▶ [About this task] Output the whole listing below exactly, omitting the images.

▶ [Available records]
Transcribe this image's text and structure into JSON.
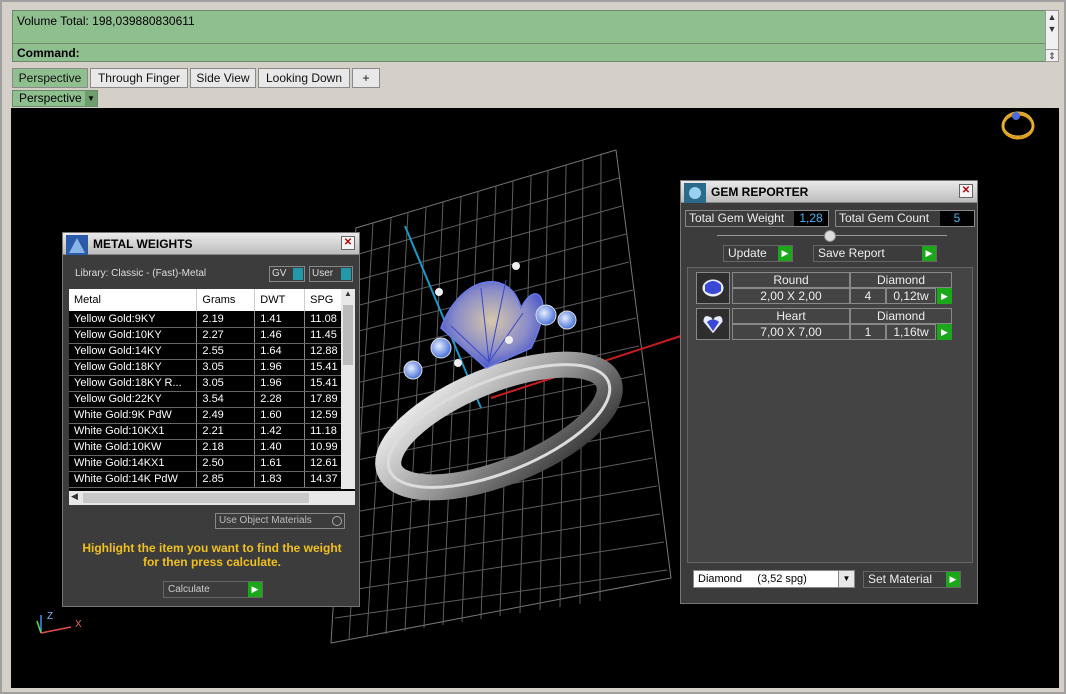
{
  "command": {
    "volume_total": "Volume Total: 198,039880830611",
    "command_label": "Command:"
  },
  "tabs": [
    "Perspective",
    "Through Finger",
    "Side View",
    "Looking Down",
    "+"
  ],
  "viewport_button": "Perspective",
  "axes": {
    "z": "Z",
    "x": "X"
  },
  "metal_weights": {
    "title": "METAL WEIGHTS",
    "library": "Library: Classic - (Fast)-Metal",
    "gv_label": "GV",
    "user_label": "User",
    "columns": [
      "Metal",
      "Grams",
      "DWT",
      "SPG"
    ],
    "rows": [
      [
        "Yellow Gold:9KY",
        "2.19",
        "1.41",
        "11.08"
      ],
      [
        "Yellow Gold:10KY",
        "2.27",
        "1.46",
        "11.45"
      ],
      [
        "Yellow Gold:14KY",
        "2.55",
        "1.64",
        "12.88"
      ],
      [
        "Yellow Gold:18KY",
        "3.05",
        "1.96",
        "15.41"
      ],
      [
        "Yellow Gold:18KY R...",
        "3.05",
        "1.96",
        "15.41"
      ],
      [
        "Yellow Gold:22KY",
        "3.54",
        "2.28",
        "17.89"
      ],
      [
        "White Gold:9K PdW",
        "2.49",
        "1.60",
        "12.59"
      ],
      [
        "White Gold:10KX1",
        "2.21",
        "1.42",
        "11.18"
      ],
      [
        "White Gold:10KW",
        "2.18",
        "1.40",
        "10.99"
      ],
      [
        "White Gold:14KX1",
        "2.50",
        "1.61",
        "12.61"
      ],
      [
        "White Gold:14K PdW",
        "2.85",
        "1.83",
        "14.37"
      ]
    ],
    "use_object_materials": "Use Object Materials",
    "hint": "Highlight the item you want to find the weight for then press calculate.",
    "calculate": "Calculate"
  },
  "gem_reporter": {
    "title": "GEM REPORTER",
    "total_weight_label": "Total Gem Weight",
    "total_weight_value": "1,28",
    "total_count_label": "Total Gem Count",
    "total_count_value": "5",
    "update": "Update",
    "save_report": "Save Report",
    "gems": [
      {
        "shape": "Round",
        "material": "Diamond",
        "size": "2,00 X 2,00",
        "count": "4",
        "weight": "0,12tw"
      },
      {
        "shape": "Heart",
        "material": "Diamond",
        "size": "7,00 X 7,00",
        "count": "1",
        "weight": "1,16tw"
      }
    ],
    "material_select": "Diamond     (3,52 spg)",
    "set_material": "Set Material"
  }
}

▶ [Answer section]
Transcribe this image's text and structure into JSON.
{
  "command": {
    "volume_total": "Volume Total: 198,039880830611",
    "command_label": "Command:"
  },
  "tabs": [
    "Perspective",
    "Through Finger",
    "Side View",
    "Looking Down",
    "+"
  ],
  "viewport_button": "Perspective",
  "axes": {
    "z": "Z",
    "x": "X"
  },
  "metal_weights": {
    "title": "METAL WEIGHTS",
    "library": "Library: Classic - (Fast)-Metal",
    "gv_label": "GV",
    "user_label": "User",
    "columns": [
      "Metal",
      "Grams",
      "DWT",
      "SPG"
    ],
    "rows": [
      [
        "Yellow Gold:9KY",
        "2.19",
        "1.41",
        "11.08"
      ],
      [
        "Yellow Gold:10KY",
        "2.27",
        "1.46",
        "11.45"
      ],
      [
        "Yellow Gold:14KY",
        "2.55",
        "1.64",
        "12.88"
      ],
      [
        "Yellow Gold:18KY",
        "3.05",
        "1.96",
        "15.41"
      ],
      [
        "Yellow Gold:18KY R...",
        "3.05",
        "1.96",
        "15.41"
      ],
      [
        "Yellow Gold:22KY",
        "3.54",
        "2.28",
        "17.89"
      ],
      [
        "White Gold:9K PdW",
        "2.49",
        "1.60",
        "12.59"
      ],
      [
        "White Gold:10KX1",
        "2.21",
        "1.42",
        "11.18"
      ],
      [
        "White Gold:10KW",
        "2.18",
        "1.40",
        "10.99"
      ],
      [
        "White Gold:14KX1",
        "2.50",
        "1.61",
        "12.61"
      ],
      [
        "White Gold:14K PdW",
        "2.85",
        "1.83",
        "14.37"
      ]
    ],
    "use_object_materials": "Use Object Materials",
    "hint": "Highlight the item you want to find the weight for then press calculate.",
    "calculate": "Calculate"
  },
  "gem_reporter": {
    "title": "GEM REPORTER",
    "total_weight_label": "Total Gem Weight",
    "total_weight_value": "1,28",
    "total_count_label": "Total Gem Count",
    "total_count_value": "5",
    "update": "Update",
    "save_report": "Save Report",
    "gems": [
      {
        "shape": "Round",
        "material": "Diamond",
        "size": "2,00 X 2,00",
        "count": "4",
        "weight": "0,12tw"
      },
      {
        "shape": "Heart",
        "material": "Diamond",
        "size": "7,00 X 7,00",
        "count": "1",
        "weight": "1,16tw"
      }
    ],
    "material_select": "Diamond     (3,52 spg)",
    "set_material": "Set Material"
  }
}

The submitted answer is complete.